Bengals rookie quarterback Andy Dalton is the future starting quarterback. Everyone, except for the ever optimistic and hopeful Mike Brown parading Carson Palmer's return if that happens, accepts it. Is he the starting quarterback when the 2011 season begins? We're not so certain. And really, no one should know something like that until at the very least practices kick off and training camp begins.
But what are the pros and cons of starting Andy Dalton in the first week of the regular season.
- If the team doesn't sign a veteran free agent, then the most experienced quarterback on the team is Jordan Palmer, who has a career 34.4 passer rating in 15 career passing attempts in the NFL.
- Even if the team puts together a competition between Jordan and Dan LeFevour, there remains only 15 career pass attempts between them.
- Bengals will protect Dalton as best they can, pounding the football to try and keep him out of obvious long third down situations where the pass rush is the strongest.
- If he has a strong start early during his rookie season, it could establish confidence to push the Bengals competitively; whereas the team figures to rebuild, rather than win.
- He needs snaps. Experience goes a long way in the NFL and taking snaps, even in an tOSU quarterback rotation where a younger QB takes snaps on a single drive in the second quarter will help him gain that experience.
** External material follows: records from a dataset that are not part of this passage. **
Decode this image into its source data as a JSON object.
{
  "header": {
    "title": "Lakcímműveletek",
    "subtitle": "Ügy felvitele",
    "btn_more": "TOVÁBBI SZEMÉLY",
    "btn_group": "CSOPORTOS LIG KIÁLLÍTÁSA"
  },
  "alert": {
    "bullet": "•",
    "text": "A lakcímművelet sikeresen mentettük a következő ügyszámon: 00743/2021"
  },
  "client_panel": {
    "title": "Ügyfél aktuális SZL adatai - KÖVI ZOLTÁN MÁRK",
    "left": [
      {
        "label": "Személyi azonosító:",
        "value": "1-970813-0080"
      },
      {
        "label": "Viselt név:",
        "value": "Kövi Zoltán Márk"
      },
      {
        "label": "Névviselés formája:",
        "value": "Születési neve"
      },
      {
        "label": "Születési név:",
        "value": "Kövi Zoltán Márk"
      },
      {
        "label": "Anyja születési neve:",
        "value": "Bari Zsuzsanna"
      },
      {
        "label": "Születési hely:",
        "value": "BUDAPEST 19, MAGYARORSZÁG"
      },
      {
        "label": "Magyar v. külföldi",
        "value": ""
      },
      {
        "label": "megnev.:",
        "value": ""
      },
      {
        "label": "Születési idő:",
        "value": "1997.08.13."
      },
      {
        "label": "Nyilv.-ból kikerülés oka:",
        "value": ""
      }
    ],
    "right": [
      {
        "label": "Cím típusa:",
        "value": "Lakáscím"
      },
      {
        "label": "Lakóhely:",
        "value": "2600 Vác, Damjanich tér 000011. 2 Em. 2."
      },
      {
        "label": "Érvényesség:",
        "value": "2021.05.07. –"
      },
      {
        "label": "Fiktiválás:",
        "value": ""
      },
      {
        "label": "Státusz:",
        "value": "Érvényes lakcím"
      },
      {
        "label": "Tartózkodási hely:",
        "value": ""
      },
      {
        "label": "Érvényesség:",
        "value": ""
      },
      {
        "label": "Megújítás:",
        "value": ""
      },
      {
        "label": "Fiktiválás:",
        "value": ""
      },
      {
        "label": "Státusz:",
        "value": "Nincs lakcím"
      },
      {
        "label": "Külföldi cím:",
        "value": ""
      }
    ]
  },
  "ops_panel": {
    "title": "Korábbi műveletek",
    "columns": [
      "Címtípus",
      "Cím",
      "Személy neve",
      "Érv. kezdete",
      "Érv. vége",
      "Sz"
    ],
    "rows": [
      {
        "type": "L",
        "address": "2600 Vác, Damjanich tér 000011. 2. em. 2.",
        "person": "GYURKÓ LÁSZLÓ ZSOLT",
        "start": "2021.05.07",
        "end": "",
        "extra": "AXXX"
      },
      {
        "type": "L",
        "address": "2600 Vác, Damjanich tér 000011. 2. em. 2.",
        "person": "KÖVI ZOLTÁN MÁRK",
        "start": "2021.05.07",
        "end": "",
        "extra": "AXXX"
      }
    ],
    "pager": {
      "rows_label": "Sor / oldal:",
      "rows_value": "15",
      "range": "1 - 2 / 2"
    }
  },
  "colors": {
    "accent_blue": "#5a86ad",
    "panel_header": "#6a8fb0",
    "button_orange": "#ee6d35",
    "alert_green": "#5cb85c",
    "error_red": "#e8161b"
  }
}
- Rookie quarterbacks rarely start the team's first game in the regular season and of those that do, play for stable teams. The Bengals have an entirely new offense to implement with a new core of starting wide receivers and a second-year slot receiver. There's too much instability for a rookie quarterback.
- If Dalton is shelled early during his rookie season, the team runs the risk of having another David Klingler on their hands, shellshocked into mediocrity due to poor pass protection.
- Growing pains early during his rookie season could quickly knock the Bengals out of games while he adjusts to the speed of the league and the overwhelming talent of defensive players in the secondary.
- The lockout is stalling rookie development because players can't work with coaches. With the Bengals implementing a new offensive philosophy, it could take Dalton a little longer simply because the lockout will prevent interaction with the coaches until the labor situation is resolved.
If the Bengals don't sign another veteran free agent quarterback, should the team start Andy Dalton or ease him in with Jordan Palmer or Dan LeFevour starting first?